As a non-profit organization, we have two choices – do we thinly spread our efforts and resources over several or do we make a life-changing impact on a few. When we do the former, the results from that thinly-spread effort often wear off very quickly. Whereas when we do the latter, the impact often triggers several positives of much longer-lasting value. We can compare the former to air-dropping food to a disaster-struck community (it most likely only reaches the young and healthy males) and the latter to setting-up a base kitchen which has the capability of catering equally to all.

At Hat Fund, we focus on and practice more of the latter – providing impactful life-changing support to the needy child, which empowers the child’s ability to sustain independently and in the long-term rise above threshold of the needy and finally attain the status of a giver!

However, the pursuit of our goal of delivering a focused impactful difference to each child invites criticism that we ignore the larger good of the community’s needs. Such criticism is certainly not true because it is our sincere intention to leave no needy behind. Every person in need is a person of interest to us. However making a difference is not a numbers game.

At The HAT Fund, we do not claim to take on a universal burden; we take on those needy who are within sight of our community. There are ways and ways to uplift the needy; we have taken on to uplift the needy through an eco-system of imparting skills to play tennis at the highest levels with equal parts of academic achievements.

Even though we run outreach programs, we have no magic tool that brings into our line-of-sight every needy person.
Therefore we do learn, albeit belatedly, that some very needy may have missed our attention. Such a loss of the opportunity to make a difference saddens us at The HAT Fund immensely.
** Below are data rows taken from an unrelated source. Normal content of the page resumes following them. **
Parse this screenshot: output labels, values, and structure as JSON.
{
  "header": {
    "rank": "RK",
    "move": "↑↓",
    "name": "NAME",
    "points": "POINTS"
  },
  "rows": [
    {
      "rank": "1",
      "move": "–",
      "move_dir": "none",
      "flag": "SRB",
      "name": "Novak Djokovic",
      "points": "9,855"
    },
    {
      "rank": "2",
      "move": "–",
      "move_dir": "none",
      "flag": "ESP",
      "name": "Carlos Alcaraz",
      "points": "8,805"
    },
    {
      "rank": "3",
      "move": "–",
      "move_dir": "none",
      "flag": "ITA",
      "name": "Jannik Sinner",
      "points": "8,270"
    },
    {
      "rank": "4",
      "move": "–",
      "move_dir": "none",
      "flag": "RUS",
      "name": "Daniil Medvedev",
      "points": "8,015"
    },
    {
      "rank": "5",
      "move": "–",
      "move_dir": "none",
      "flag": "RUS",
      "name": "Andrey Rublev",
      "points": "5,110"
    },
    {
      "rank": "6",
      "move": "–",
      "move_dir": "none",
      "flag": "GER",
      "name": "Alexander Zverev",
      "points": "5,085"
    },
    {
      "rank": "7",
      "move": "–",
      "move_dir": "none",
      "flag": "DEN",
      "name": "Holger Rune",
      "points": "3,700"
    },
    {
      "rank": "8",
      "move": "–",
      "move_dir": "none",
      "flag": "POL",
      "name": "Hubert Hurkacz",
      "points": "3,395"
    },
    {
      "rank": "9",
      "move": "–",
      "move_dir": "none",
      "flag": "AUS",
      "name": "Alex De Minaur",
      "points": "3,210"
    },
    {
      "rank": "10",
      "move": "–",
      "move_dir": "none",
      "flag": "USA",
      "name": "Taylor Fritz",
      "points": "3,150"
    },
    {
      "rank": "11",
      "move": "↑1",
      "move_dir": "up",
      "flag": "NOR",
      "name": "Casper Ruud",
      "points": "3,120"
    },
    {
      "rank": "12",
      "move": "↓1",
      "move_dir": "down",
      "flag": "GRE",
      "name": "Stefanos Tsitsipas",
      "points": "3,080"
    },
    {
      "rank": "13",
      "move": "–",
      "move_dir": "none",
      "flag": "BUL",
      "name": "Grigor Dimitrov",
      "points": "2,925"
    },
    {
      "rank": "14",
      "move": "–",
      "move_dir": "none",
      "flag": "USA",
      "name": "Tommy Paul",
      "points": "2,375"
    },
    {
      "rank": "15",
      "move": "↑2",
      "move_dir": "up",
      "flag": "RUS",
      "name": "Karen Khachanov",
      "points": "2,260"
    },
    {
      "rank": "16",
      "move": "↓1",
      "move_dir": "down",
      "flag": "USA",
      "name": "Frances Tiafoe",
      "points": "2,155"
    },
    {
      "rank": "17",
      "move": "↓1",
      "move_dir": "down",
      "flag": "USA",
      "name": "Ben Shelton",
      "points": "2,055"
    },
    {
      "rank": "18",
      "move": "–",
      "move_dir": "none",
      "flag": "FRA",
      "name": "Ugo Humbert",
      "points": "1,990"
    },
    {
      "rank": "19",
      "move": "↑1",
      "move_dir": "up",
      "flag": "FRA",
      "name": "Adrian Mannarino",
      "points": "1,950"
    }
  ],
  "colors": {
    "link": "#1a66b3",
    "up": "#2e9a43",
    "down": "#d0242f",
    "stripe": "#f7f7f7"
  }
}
Any student of social sciences will tell you that the most vulnerable are also often socially the most invisible; thus are frequently bypassed by conventional development efforts.

At the heart of our efforts is enriching the personality, nourishing the dreams and improving the latent skills of every needy youngster that comes our way, so that they can soon rise above the class of the needy and graduate to a class of self-sustaining individuals. No effort, time or resources are spared by us on this account. The results we have achieved are immensely encouraging and speak for themselves. A.A.